From strength to strength. The contemporary art market, 2020

The art market is notoriously resilient, often expanding in the face of significant economic and social challenges.

The art market is notoriously resilient, often expanding in the face of significant economic and social challenges. However, 2020 provided a particular set of obstacles for large sections of the industry. Covid-19, and the resulting restrictions, led to difficulties for galleries, exhibitions and other live art events. Auctions also saw major changes, navigating the translation of a traditionally physical experience to the virtual realm. Some of these changes were already being driven by existing trends in the industry - an increase in the importance of online sales, a burgeoning international buyers market, galleries controlling their own sales funnels and fewer art fairs. The pandemic acted as an accelerator, catalysing these trends and reforming the way a lot of art is sold. 


According to Art Basel’s mid year survey, the percentage of internal online sales rose from 7% in 2019 to 29% in H1 2020 - a marked increase that may explain how the market was able to innovate its way out of turmoil. This evolution even touched the fine art market, with Sotheby’s and Christie’s seeing a 900% rise in online sales - with a particularly buoyant third quarter. 


Art Price explored the digital transition with reference to Art fairs, noting - “Following the cancellation of its physical event, Art Basel Hong Kong launched an online substitute for its fair. This initiative attracted an impressive number of virtual visitors: 250,000, compared to less than 90,000 physical visitors for the edition of Art Basel Hong Kong in 2019.” This led to some large sales including a painting by Marlene DUMAS for $2.6 million. It’s worth remembering that the online sales process has some notable advantages, namely much higher margins.


Banksy’s “Show Me the Monet”


The Contemporary Art market made significant positive strides, perhaps underpinned by a younger, more digitally inclined audience - and particularly dynamic galleries. The opening up of the art world to the digital sphere has made it far more accessible to various demographics that were previously underrepresented. This year, millennial collectors were the most active buyers - averaging a total expenditure of $3 million across two years (according to a survey of high net-worth collectors by UBS Investor Watch and Arts Economics). This is six times the amount spent by boomers with millennials now making up nearly half (49%) of all art collectors across the globe, according to the Art Market 2020 report. Female collectors are also coming to the fore, acquiring larger collections than their male counterparts on average. 

Online gallery growth as shown by Arts Economics
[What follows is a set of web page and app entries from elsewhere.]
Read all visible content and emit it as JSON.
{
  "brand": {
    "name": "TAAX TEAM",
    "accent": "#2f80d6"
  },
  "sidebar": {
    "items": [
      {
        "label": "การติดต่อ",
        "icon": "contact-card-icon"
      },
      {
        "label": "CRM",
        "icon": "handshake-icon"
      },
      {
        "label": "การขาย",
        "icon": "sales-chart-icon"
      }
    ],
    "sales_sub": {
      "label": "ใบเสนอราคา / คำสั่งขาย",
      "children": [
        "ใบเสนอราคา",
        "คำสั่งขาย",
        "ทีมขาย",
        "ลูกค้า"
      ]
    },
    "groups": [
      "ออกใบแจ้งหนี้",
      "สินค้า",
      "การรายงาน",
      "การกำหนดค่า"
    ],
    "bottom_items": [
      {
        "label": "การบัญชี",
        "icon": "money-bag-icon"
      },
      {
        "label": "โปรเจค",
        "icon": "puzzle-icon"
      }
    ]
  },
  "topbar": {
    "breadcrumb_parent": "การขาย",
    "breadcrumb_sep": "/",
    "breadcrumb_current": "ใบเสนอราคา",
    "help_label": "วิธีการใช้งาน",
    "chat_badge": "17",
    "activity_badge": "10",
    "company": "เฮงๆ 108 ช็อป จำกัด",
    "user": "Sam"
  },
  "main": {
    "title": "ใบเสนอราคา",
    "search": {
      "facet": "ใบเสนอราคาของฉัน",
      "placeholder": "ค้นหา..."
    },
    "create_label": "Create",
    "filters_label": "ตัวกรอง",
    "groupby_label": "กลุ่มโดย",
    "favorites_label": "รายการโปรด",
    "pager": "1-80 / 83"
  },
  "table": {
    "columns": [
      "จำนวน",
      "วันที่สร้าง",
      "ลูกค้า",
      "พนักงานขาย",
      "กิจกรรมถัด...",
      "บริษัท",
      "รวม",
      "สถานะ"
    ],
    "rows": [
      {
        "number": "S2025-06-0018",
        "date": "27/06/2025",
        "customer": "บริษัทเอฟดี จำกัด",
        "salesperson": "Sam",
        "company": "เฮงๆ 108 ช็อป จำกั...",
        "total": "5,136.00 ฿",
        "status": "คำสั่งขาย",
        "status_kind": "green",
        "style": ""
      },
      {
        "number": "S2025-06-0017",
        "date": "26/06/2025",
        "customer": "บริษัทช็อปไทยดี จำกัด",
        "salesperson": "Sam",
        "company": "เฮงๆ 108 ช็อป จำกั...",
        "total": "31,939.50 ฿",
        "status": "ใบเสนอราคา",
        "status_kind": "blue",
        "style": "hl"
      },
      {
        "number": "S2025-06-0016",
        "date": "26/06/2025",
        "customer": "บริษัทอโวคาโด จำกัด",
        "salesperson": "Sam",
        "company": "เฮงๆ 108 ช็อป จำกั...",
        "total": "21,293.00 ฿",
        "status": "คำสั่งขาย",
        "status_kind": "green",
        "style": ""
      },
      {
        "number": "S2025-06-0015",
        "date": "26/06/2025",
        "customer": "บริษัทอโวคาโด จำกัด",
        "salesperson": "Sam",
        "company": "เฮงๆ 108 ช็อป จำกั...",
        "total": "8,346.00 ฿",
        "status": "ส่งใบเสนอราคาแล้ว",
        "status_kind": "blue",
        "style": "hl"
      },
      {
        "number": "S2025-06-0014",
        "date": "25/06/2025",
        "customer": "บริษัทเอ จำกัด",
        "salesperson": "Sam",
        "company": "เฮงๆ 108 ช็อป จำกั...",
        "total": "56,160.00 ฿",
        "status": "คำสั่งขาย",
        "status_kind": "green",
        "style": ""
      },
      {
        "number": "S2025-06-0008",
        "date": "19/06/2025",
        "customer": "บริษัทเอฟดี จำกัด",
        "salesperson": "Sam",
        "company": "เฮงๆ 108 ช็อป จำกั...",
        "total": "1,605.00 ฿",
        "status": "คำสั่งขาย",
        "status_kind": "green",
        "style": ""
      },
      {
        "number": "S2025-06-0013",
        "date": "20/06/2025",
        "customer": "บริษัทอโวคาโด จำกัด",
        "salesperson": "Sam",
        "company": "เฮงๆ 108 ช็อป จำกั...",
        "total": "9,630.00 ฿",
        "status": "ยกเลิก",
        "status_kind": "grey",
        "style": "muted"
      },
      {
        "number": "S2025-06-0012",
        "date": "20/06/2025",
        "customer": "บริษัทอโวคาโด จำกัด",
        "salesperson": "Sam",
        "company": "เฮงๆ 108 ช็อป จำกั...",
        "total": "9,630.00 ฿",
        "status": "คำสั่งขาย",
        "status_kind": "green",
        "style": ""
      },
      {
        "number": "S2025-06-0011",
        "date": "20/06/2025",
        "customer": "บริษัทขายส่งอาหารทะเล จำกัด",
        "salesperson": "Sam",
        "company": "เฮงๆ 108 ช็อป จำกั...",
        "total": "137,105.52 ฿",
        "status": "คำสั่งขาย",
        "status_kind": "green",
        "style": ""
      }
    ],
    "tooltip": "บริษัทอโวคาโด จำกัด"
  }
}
From an anecdotal perspective, artists such as Banksy and Basquiat have had high-selling years, with Banksy’s “Show Me the Monet” selling for $9.8m in September (his second highest priced sale). Basquiat’s 1982 painting “Boy and Dog in a Johnnypump” was sold to billionaire Ken Griffin for $100m in June of this year, showing that even in the middle of a pandemic there is still a voracious appetite for contemporary art. Richard Hambleton’s market continues its upward trajectory, culminating in an impressive show at Saatchi Gallery in London.


Basquiat's 'Boy and Dog in a Johnnypump'


All of this information points in the right direction for the Contemporary Art market which represents a broader, more diverse range of artists and collectors. It is also able to take advantage of the movement to online sales, with collectors already being comfortable purchasing products through online stores. The ease by which art can be presented and sold to global audiences is a positive, with an appetite for contemporary art in global cities such as New York, Hong Kong, Dubai, Tokyo and Beijing. Agile contemporary art galleries will be able to promote, sell and distribute works to these markets through their own digital platforms. 


New works in D'Stassi Art Spotlight artist Adam Handler's NY Studio


This year, D’Stassi has strived to create a strong online presence for our artists - with the Spotlight Store launching a number of artists and selling out collections by Adam Handler and Schoony, amongst others. We have sought to represent a diverse range of collectors, opening the doors to the art world for a segment of society that were previously uninspired and unwelcomed by traditional galleries. Keep an eye on our social media for our exciting new Spotlight release in the second week of December. 


The D'Stassi Art team.

December 1, 2020